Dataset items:
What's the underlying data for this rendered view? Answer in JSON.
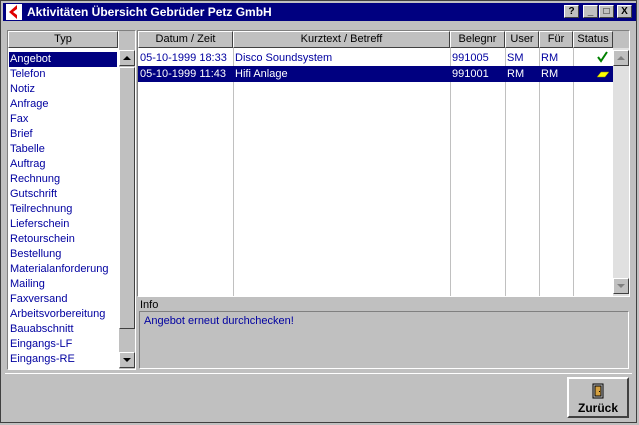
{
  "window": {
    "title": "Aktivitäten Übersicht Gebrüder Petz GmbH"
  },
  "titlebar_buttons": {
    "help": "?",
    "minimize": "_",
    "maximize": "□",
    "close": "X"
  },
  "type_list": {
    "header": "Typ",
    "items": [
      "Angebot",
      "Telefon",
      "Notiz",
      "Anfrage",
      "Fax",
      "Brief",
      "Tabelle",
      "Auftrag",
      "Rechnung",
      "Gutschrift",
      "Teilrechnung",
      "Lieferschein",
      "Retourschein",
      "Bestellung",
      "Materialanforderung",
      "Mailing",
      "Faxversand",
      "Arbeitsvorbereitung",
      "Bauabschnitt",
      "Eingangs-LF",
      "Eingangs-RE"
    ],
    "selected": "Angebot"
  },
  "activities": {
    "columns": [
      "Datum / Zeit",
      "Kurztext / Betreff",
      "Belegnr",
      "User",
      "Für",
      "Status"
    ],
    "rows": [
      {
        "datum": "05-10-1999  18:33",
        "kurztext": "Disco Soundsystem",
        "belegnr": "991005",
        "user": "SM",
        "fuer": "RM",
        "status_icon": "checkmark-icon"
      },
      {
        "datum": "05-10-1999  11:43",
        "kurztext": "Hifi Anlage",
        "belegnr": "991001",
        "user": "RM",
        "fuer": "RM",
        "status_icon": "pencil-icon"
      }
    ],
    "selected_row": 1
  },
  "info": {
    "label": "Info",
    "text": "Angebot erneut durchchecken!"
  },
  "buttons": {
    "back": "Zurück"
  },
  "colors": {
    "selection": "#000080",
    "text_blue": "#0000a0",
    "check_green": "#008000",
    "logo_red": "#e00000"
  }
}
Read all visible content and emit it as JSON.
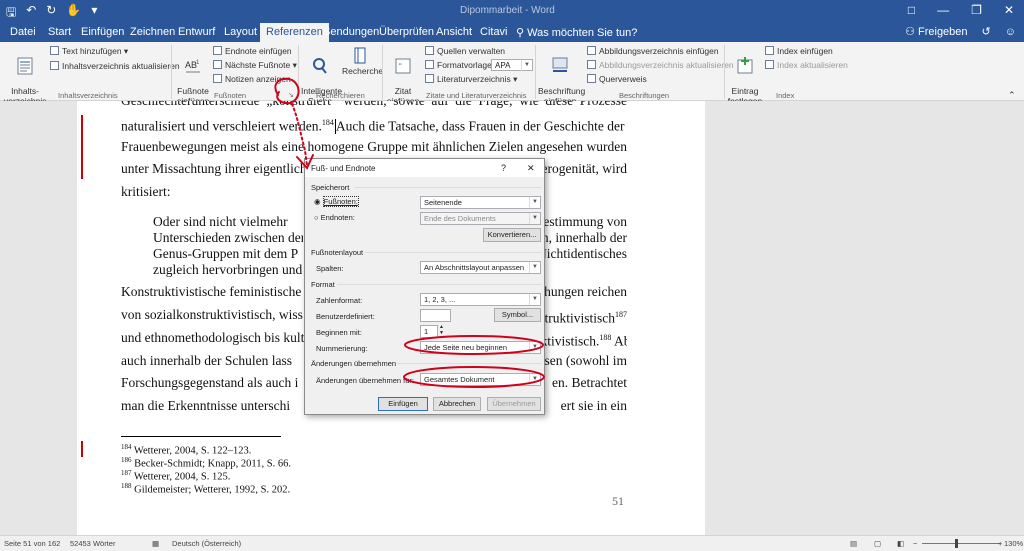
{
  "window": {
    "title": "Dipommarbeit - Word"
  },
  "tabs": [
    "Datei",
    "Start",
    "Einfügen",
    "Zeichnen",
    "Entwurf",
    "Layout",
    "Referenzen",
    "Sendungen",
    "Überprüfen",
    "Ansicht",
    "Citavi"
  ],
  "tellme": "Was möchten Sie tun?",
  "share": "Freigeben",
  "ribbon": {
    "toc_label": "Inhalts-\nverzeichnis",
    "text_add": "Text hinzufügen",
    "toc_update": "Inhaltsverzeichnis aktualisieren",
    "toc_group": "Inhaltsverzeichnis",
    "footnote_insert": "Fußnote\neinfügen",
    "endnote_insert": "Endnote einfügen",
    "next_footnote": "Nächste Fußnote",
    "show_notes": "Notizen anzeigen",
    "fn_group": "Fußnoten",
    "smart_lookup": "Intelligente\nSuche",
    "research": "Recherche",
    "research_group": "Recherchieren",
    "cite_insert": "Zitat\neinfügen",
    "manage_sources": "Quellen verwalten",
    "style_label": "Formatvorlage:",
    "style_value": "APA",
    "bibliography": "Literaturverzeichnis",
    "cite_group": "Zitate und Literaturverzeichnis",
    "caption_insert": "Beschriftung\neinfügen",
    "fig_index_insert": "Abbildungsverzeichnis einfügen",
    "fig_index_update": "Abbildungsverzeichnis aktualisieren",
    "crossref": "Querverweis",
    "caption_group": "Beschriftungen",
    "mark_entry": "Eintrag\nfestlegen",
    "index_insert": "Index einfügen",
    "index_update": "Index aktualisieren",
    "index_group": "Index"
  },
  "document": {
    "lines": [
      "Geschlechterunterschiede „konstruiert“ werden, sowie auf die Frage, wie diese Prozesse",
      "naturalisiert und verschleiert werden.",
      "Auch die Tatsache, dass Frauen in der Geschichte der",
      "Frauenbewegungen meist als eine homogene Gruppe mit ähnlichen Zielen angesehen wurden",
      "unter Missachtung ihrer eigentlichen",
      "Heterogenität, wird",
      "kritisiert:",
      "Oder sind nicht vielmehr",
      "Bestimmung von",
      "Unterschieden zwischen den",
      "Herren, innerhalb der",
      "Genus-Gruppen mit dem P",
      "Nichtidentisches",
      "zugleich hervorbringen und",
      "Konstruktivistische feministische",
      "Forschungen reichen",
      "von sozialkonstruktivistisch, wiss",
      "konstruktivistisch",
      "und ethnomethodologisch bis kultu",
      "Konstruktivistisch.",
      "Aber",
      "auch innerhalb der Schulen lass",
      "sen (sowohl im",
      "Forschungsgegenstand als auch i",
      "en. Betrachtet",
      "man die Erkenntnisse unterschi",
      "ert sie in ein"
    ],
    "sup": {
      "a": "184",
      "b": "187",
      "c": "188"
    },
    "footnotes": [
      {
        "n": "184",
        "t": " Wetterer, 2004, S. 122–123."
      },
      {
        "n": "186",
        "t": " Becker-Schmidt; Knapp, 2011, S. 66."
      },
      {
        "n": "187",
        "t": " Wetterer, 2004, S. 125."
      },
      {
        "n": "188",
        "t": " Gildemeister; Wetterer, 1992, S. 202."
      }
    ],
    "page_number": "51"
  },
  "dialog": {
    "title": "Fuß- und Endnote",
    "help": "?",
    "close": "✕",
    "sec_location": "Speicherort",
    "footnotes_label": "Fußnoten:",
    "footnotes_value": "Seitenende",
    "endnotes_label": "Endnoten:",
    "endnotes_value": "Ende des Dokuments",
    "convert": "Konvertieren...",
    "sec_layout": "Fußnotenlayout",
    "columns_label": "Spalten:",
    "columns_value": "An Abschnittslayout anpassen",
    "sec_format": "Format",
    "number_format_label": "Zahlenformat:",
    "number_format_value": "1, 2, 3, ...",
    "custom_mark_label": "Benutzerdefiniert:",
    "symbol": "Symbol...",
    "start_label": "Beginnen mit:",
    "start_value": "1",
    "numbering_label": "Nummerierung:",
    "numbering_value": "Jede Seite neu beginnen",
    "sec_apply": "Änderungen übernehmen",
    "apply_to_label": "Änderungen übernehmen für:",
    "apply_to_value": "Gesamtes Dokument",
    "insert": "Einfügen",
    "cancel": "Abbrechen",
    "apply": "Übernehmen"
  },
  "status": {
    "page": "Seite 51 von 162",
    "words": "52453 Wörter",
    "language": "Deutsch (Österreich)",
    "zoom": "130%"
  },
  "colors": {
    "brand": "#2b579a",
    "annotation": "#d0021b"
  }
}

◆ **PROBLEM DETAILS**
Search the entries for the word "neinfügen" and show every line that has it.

◆ **EXERCISE RESPONSE**
    "footnote_insert": "Fußnote\neinfügen",
    "cite_insert": "Zitat\neinfügen",
    "caption_insert": "Beschriftung\neinfügen",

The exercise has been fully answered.